At our first Grace Blue Presents event we look with three 2014 Cannes Lions winners at the changing role of content and the implications for leaders in this space.
‘Content’ is what every brand and creative agency is talking about right now – no news there; we all know brands are looking for new ways to build awareness and engage people beyond the traditional 30 second gogglebox spot, powerful though it is. At Cannes, the Branded Content category offers Lions to the best and most exciting work in this area.
This week, I hosted the first Grace Blue Presents event in London to highlight the rapidly growing role of content, inviting three 2014 Cannes Lions winners to talk about their work. Why? Because, as Will Barnett (Cannes jury member and Creative Director at Adjust Your Set) put it when discussing how brands engage with people, “The old model is creaking, if not broken.”
Mark Woerde, CEO of Lemz, Michael Pring of AMVBBDO and David Alberts, CCO of MoFilm presented totally different campaigns and thoughts. However, each touched – unintentionally – on three key themes that give a window on how content is developing as a discipline.
Perhaps the biggest of these is that content is more than just storytelling – it’s ‘story building’ or even as Heide Cohu, formerly at Red Bull and now Global Brand Director at Bacardi Global put it, ‘story being’. The profusion of broadband and mobile devices means people have the freedom to choose their own media habits, and they demand engaging, shareable and distinctive content, usually video, that offers a brand narrative and more besides. There needs to be a purpose to what they see and hear – and ways to bring the story to life.
The good news is that brands and agencies have responded to this explosion of channels with an explosion of creativity – much of which goes beyond just selling. Mark Woerde was one of the guiding minds behind ‘Sweetie’, the anti-paedophilia campaign that hit the headlines last year. For him, content can be a way for brands and organisations to express a social conscience. They don’t have to shy away from the tough issues.
Michael Pring spoke about the Sapeurs work produced for Guinness. Many of us have seen the high-value ad, but the accompanying documentary, “The Men Inside The Suits”, shot at a fraction of the cost, has proven equally intriguing and valuable. Again, it gave the brand a chance to talk about more than just its product – and highlighted that content can be about both reach and engagement.
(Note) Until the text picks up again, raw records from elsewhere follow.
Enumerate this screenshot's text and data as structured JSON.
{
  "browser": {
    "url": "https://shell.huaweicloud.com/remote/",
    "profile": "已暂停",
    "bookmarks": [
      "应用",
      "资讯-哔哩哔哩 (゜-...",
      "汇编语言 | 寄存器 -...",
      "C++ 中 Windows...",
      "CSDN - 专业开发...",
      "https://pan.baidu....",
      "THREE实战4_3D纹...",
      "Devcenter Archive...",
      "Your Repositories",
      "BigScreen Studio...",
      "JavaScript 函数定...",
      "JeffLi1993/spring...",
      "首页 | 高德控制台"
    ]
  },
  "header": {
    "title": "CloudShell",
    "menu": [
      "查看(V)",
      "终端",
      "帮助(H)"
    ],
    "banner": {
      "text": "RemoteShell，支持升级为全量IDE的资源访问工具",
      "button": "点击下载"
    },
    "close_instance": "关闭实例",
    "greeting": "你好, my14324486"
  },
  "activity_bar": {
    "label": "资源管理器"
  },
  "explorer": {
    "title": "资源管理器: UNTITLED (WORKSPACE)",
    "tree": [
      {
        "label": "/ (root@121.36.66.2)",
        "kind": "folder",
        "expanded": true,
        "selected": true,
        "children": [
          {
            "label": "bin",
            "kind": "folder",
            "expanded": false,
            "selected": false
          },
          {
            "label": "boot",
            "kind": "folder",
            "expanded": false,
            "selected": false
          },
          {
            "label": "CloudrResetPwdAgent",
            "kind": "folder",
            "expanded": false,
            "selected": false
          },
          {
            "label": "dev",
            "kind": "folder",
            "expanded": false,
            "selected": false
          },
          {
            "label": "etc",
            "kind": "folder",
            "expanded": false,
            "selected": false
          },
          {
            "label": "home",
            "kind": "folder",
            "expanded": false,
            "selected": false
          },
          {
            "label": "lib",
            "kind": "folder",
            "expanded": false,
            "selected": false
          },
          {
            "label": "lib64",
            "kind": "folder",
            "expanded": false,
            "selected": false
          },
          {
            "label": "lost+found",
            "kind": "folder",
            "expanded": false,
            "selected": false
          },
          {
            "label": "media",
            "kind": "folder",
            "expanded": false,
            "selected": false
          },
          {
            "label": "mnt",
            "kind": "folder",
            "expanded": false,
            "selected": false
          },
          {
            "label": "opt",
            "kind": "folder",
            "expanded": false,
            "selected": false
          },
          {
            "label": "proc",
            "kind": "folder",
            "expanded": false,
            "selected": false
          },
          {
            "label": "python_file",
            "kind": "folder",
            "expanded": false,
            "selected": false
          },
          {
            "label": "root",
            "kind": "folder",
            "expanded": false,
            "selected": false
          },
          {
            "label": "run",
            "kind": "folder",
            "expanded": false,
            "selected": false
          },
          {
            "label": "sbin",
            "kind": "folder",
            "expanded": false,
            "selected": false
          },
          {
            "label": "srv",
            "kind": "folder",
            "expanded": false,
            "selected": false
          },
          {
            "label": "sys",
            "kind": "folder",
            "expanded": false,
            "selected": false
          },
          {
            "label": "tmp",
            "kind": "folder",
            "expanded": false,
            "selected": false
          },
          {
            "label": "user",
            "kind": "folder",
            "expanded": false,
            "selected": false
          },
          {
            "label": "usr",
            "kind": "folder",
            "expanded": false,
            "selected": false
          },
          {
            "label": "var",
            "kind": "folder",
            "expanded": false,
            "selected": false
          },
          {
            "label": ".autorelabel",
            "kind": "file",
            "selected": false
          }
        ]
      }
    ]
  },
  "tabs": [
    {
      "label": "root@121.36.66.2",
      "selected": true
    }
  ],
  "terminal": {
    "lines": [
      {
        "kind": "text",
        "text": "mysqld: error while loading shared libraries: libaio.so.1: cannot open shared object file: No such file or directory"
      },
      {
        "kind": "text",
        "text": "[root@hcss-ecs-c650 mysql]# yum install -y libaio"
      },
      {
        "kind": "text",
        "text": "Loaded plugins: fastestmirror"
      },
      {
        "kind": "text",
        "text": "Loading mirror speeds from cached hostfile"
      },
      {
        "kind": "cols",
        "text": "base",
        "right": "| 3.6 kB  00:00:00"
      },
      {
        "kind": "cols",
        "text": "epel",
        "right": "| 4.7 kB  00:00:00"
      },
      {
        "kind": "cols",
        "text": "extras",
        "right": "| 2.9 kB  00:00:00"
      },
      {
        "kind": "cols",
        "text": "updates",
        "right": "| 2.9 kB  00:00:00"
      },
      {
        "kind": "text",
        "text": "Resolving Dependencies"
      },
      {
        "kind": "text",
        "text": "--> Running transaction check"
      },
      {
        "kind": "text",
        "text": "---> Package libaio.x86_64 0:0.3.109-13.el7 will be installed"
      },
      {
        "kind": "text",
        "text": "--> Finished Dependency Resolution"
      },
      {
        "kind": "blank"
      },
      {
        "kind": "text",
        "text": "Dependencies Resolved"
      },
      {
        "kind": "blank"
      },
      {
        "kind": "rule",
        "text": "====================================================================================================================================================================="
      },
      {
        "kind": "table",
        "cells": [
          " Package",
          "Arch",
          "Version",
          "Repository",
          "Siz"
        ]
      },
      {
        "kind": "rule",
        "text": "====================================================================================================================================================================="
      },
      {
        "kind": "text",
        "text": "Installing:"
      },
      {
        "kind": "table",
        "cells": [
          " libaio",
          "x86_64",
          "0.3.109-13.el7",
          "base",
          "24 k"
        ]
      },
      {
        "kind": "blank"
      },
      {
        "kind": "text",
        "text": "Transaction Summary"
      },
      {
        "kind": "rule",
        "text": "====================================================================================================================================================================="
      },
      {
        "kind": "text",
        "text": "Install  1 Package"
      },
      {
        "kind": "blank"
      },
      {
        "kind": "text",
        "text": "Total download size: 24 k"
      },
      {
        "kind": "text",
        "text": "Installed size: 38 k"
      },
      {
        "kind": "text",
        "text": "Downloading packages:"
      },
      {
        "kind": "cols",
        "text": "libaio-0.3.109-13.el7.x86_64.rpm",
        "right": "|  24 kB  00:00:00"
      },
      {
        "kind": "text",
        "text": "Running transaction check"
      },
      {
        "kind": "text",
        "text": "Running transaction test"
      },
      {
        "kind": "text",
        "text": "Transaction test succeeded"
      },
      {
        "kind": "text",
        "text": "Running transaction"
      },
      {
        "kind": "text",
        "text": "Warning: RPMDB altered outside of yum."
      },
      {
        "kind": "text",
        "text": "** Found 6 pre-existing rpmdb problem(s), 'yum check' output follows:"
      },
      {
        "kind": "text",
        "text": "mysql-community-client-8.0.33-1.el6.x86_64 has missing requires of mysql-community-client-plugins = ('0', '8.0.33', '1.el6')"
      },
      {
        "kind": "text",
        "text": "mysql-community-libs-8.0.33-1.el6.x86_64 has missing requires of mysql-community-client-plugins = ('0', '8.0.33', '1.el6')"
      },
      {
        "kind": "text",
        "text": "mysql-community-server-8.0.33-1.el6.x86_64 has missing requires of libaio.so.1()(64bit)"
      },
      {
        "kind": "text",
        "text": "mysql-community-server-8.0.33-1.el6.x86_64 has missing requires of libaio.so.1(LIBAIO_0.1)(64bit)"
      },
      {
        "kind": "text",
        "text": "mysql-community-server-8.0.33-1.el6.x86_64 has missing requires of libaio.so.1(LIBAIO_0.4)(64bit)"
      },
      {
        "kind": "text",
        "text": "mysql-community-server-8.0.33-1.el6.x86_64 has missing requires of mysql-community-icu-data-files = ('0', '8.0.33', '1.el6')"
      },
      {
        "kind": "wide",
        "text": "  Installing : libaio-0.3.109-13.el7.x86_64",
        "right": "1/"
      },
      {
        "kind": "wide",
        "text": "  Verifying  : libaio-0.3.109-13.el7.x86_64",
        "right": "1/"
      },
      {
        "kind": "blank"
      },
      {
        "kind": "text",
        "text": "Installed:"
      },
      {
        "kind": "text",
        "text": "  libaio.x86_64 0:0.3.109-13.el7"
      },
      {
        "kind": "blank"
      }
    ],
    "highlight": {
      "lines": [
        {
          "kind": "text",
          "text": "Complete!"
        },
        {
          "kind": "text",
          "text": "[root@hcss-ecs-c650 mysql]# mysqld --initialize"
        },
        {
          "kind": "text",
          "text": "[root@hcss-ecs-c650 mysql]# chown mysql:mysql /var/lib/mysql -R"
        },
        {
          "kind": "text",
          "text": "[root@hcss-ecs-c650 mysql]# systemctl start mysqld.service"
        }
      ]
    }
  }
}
David Alberts introduced the Cupidity series of short films for Cornetto which have achieved more than 50m views, 65% of which were from the brand’s target demographic of 13-24-year-olds. Through MoFilm’s crowd-sourcing model brands are commissioning authentic content made by local film-makers across 140 countries. All content has to come from a place of cultural relevance if it wants to engage people. Brands have changed from being publicists to publishers, and like any publisher, they need to have an authentic point of view.
Story building, social conscience and authenticity represent the Holy Grail for growing numbers of ad and creative agencies – businesses for which such talent is a scarce resource. This is why so many are looking to bring in leaders who know and understand content, whether from elsewhere in the advertising sector or from across the broadcast and production industries.
The qualities they need from those leaders are not dissimilar to what consumers want from content themselves: story-building expertise, a social conscience and an authentic voice. With an industry in flux, and a category that is evolving at pace, there lies an amazing opportunity for leaders to seize the world of content and make it their own.